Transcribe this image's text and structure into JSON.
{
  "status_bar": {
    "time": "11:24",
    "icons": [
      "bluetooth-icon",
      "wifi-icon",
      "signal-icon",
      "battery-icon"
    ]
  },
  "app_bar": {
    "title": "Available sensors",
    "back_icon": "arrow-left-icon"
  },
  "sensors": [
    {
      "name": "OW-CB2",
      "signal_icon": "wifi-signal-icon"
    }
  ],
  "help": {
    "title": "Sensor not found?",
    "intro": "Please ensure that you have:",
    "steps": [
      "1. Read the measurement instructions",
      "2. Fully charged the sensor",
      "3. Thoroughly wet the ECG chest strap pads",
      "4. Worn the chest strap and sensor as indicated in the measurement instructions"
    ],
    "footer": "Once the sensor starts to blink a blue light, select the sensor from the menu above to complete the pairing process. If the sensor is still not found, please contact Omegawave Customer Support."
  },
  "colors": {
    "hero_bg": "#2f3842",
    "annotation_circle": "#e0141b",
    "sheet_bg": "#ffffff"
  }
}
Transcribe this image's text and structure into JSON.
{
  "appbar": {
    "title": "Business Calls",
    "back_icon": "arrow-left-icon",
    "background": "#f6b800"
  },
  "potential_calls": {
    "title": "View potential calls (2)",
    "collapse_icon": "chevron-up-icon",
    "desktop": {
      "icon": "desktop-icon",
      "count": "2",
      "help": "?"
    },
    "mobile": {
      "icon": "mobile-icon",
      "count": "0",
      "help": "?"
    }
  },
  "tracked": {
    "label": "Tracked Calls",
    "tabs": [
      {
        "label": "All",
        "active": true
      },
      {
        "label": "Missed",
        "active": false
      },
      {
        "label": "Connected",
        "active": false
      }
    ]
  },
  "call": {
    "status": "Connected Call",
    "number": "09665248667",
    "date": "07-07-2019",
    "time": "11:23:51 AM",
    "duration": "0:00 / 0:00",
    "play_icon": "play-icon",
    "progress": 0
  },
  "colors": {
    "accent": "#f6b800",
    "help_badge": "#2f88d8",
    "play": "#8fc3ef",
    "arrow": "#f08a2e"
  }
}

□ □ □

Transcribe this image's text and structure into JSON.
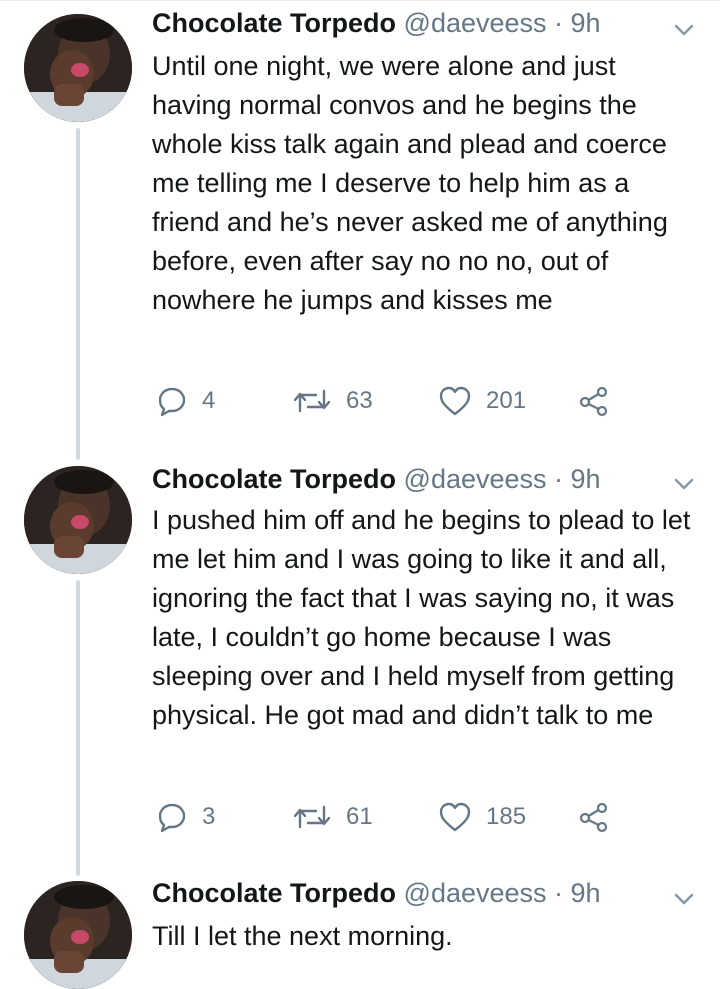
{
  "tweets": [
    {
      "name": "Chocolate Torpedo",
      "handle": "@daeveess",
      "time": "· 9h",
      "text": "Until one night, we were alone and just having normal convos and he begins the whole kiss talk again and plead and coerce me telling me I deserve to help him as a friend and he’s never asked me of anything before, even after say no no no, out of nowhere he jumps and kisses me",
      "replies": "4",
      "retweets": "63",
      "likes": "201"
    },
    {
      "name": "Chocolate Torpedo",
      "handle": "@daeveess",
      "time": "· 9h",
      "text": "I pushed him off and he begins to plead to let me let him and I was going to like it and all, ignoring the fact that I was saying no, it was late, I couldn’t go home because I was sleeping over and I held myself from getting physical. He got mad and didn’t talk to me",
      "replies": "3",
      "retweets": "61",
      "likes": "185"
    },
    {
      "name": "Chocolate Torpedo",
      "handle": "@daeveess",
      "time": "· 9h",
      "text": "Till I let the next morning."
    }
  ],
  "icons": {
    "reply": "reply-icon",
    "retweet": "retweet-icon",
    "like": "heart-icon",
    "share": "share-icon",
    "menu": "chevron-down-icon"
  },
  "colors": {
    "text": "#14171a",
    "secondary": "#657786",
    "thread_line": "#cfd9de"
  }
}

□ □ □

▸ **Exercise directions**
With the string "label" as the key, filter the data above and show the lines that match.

▸ **Solution to the exercise**
    "label": "Tracked Calls",
        "label": "All",
        "label": "Missed",
        "label": "Connected",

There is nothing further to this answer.